Gather all lines from the material that contain the word "breakdown".

• Exercise material:
= Beginning of Section =
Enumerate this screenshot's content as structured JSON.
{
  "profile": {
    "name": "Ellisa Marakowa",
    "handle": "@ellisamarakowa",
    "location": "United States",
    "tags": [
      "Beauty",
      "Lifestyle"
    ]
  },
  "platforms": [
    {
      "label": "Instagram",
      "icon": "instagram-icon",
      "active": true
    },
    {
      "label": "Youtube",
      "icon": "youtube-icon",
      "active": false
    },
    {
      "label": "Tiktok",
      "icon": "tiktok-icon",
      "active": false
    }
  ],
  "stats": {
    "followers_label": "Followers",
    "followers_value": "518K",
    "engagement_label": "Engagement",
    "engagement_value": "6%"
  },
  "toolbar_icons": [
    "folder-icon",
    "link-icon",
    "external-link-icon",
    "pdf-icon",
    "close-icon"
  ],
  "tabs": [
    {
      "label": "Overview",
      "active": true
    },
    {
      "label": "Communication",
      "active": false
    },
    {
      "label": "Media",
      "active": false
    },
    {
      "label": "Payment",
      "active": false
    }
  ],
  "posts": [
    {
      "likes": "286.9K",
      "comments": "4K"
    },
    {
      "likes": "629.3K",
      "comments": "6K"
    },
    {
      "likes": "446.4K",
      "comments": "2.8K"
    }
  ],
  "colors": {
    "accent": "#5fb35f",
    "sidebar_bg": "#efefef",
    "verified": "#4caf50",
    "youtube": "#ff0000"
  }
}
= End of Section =
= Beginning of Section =
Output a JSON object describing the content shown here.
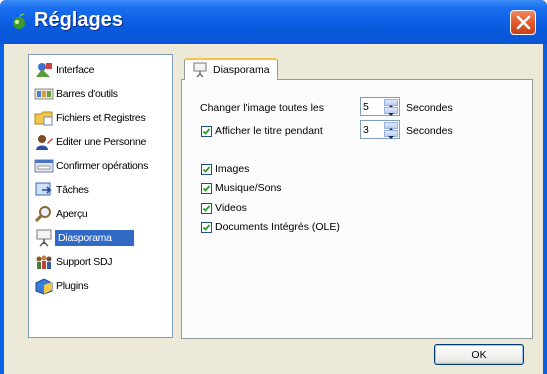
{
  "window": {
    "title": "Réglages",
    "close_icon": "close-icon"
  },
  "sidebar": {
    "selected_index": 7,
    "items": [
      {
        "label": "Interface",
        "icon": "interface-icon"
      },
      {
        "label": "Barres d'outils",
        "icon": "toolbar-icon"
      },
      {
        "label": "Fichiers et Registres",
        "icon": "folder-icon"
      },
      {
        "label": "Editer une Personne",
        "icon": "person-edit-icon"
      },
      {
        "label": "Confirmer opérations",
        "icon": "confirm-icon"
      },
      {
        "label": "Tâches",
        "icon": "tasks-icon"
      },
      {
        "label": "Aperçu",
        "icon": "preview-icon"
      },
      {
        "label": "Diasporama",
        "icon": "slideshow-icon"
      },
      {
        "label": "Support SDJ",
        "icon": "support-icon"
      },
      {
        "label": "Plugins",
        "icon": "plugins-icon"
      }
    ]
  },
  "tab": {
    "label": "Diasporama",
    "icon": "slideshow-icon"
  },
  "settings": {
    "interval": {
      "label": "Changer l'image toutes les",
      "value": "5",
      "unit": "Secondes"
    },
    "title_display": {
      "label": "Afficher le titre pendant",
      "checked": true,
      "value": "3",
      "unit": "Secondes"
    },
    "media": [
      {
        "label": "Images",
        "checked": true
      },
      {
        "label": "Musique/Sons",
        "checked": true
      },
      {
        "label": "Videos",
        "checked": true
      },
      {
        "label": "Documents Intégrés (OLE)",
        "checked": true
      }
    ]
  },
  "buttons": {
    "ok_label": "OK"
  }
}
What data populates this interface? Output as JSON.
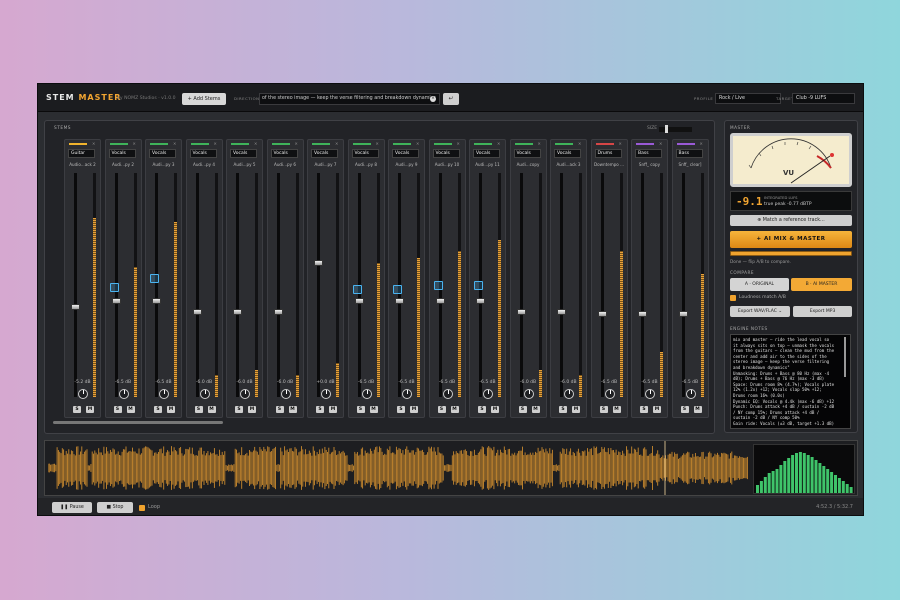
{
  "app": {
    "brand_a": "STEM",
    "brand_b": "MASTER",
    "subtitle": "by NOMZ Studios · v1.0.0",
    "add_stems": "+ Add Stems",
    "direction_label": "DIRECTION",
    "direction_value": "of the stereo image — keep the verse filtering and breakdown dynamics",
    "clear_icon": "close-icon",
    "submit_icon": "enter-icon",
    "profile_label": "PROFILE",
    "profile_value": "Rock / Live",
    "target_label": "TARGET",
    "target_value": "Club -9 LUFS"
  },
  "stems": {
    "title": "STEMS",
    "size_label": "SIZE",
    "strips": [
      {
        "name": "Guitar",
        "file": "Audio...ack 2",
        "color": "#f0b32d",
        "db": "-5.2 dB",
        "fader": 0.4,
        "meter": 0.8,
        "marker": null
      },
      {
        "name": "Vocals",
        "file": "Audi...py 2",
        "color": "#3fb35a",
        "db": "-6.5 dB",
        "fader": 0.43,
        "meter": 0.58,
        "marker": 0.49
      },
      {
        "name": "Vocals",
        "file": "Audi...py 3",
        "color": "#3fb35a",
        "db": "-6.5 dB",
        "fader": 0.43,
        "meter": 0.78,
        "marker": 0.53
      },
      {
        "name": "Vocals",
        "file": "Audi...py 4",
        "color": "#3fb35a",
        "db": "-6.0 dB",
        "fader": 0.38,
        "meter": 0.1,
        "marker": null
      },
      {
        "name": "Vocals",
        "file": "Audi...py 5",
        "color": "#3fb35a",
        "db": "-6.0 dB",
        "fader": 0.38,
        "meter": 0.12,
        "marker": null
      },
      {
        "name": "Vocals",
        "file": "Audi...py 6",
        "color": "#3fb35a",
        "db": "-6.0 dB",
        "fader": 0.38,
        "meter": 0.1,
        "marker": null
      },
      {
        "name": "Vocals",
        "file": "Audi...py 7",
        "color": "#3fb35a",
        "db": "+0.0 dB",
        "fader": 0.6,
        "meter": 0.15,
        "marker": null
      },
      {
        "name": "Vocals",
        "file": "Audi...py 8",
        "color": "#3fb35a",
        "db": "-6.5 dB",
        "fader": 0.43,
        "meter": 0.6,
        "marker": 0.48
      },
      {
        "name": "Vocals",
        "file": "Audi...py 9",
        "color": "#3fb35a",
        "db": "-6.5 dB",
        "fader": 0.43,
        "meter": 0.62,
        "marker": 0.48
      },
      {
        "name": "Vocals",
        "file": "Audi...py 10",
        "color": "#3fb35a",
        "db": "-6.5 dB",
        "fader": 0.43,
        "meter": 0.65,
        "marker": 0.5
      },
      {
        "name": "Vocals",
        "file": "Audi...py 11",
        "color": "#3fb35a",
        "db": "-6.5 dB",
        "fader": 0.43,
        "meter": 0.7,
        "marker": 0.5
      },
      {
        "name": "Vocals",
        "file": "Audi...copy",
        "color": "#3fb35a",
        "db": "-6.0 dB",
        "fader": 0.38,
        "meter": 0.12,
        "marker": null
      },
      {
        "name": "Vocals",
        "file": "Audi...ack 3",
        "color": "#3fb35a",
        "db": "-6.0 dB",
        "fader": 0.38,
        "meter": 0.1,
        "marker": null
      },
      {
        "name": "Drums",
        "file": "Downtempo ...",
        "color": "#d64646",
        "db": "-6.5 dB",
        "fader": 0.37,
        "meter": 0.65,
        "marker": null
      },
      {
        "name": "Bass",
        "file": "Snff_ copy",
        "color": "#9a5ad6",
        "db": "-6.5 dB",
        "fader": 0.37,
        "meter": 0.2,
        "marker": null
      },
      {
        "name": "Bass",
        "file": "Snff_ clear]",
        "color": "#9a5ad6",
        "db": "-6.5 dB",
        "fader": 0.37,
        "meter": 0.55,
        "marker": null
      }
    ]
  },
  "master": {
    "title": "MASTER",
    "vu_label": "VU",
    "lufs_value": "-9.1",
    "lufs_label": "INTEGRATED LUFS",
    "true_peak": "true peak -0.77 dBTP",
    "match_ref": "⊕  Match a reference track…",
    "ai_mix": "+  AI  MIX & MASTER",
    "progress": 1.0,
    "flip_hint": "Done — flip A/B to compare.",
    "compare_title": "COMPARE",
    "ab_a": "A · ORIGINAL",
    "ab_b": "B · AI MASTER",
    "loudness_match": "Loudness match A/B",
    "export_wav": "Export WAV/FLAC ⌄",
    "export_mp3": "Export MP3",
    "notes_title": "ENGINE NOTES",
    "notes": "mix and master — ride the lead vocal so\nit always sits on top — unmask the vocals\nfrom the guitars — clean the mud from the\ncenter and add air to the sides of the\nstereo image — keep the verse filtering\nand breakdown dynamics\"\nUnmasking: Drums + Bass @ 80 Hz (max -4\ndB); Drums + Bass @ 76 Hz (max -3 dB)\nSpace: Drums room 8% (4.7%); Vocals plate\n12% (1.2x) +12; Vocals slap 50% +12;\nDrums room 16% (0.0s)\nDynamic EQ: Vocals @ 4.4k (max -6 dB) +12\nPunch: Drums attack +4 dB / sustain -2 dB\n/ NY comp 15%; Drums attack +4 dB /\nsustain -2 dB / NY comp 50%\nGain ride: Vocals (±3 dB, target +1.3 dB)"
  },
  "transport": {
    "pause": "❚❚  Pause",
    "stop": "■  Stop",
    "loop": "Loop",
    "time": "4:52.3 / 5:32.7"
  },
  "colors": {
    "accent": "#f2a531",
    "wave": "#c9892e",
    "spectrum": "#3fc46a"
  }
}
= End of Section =
• Expected answer:
    "direction_value": "of the stereo image — keep the verse filtering and breakdown dynamics",
    "notes": "mix and master — ride the lead vocal so\nit always sits on top — unmask the vocals\nfrom the guitars — clean the mud from the\ncenter and add air to the sides of the\nstereo image — keep the verse filtering\nand breakdown dynamics\"\nUnmasking: Drums + Bass @ 80 Hz (max -4\ndB); Drums + Bass @ 76 Hz (max -3 dB)\nSpace: Drums room 8% (4.7%); Vocals plate\n12% (1.2x) +12; Vocals slap 50% +12;\nDrums room 16% (0.0s)\nDynamic EQ: Vocals @ 4.4k (max -6 dB) +12\nPunch: Drums attack +4 dB / sustain -2 dB\n/ NY comp 15%; Drums attack +4 dB /\nsustain -2 dB / NY comp 50%\nGain ride: Vocals (±3 dB, target +1.3 dB)"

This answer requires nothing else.